Children also have the opportunity to practice number sense through songs that involve counting. For example, in the songs, “Five Little Ducks,” and “Five Little Monkeys Jumping on the Bed,” children practice counting backwards from five down to one. By practicing counting these numbers over and over, children begin to memorize the correct order. While singing these songs, children also begin to use tools to help their counting, whether it is counting their fingers to determine the next number in the sequence or counting their friends. Children are also exposed to ordinal numbers (first, second, third, etc) through songs such as “Five Little Pumpkins.” While practicing this song, children have the opportunity to match the cardinal number (one) to the ordinal number (first) by raising one finger on their hand (likewise with two and second, and on up to five). 

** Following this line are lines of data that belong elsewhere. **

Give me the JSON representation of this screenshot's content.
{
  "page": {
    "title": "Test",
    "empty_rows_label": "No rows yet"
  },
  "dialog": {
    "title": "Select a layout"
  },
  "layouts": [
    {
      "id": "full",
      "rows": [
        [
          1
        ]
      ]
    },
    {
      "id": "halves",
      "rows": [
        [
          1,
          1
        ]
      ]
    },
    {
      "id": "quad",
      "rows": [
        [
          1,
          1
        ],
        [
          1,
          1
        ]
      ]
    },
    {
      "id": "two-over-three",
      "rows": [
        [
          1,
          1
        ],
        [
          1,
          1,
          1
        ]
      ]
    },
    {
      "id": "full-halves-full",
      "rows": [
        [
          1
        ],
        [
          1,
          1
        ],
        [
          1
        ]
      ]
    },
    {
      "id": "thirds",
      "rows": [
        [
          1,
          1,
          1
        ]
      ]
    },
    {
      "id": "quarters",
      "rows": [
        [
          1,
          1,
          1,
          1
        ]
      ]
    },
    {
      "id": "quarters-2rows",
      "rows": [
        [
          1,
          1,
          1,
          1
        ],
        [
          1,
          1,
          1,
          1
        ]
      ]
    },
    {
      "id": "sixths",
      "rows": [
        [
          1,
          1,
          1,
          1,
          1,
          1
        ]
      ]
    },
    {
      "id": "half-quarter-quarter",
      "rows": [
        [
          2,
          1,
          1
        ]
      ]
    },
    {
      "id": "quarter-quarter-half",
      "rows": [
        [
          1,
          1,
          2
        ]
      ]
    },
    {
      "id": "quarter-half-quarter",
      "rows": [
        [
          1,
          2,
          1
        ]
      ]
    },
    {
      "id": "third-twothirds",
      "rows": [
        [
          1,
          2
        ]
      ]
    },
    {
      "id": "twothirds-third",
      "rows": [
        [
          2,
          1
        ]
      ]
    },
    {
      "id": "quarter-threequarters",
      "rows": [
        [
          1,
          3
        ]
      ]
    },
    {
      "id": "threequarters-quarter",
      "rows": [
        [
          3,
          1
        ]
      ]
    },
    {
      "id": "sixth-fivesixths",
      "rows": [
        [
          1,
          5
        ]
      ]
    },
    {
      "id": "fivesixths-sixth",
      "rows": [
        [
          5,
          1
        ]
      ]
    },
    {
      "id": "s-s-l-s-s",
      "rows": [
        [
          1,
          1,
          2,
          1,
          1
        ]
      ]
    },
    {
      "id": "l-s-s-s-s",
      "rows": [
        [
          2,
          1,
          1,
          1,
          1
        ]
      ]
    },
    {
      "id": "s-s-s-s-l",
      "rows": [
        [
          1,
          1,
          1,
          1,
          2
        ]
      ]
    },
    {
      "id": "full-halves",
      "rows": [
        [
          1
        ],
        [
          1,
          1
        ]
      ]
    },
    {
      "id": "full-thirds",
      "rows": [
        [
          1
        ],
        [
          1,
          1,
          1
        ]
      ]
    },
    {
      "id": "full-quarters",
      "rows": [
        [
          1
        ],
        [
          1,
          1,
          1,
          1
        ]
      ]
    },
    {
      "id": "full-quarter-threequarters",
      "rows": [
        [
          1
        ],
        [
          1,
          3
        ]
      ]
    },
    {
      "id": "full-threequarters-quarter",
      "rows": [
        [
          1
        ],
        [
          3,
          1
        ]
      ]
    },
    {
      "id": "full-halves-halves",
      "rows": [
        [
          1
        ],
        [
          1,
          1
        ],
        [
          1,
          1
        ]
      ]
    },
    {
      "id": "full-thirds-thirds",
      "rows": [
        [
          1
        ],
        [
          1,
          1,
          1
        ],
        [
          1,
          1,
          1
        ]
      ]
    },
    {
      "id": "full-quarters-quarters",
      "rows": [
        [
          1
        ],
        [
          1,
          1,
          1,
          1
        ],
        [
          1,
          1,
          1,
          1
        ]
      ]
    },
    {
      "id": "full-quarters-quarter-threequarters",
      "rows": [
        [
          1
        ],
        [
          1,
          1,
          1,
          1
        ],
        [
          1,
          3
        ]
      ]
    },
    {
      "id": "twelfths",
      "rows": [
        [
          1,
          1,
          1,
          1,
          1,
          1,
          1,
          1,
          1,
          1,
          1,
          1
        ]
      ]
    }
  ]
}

When singing songs, children are also developing their fine and gross motor skills as they move their hands and bodies along with the songs. In the song “Three Shiny Buns in the Bakery Shop,” children practice how to form the representation of three by folding one pinky finger down and holding it with the tip of their thumb (this probably sounds easy to us adults, but for two and three-year-olds, it can be quite tricky!). In the classic song, “Where is Thumbkin?” the teacher models how to isolate each finger on both hands while the children try imitate the fine motor movements. During more active songs, such as “Popcorn on the Train,” children are given the opportunity to get up and dance - whether that means jumping, twirling, bouncing, or waving their arms. In addition, during structured active songs, like “Head, Shoulders, Knees and Toes,” children engage in bending, reaching, and pointing while simultaneously working on matching their movements to the appropriate parts of the song.

Songs are an integral part of a high quality early childhood classroom for all the reasons above and many more. For instance, while singing and repeating songs children are strengthening their memory skills. Songs can also serve as a conversation starter. In the song “Five Little Ducks,” children also think about and hypothesize where the little ducks are going, what they are doing, and why they didn’t come back when their mother duck called. Practicing this kind of predicting is a skill that will serve children well as they continue on in their schooling towards reading comprehension. With all the myriad benefits of singing songs together, we encourage you to sing with your child, and sing often!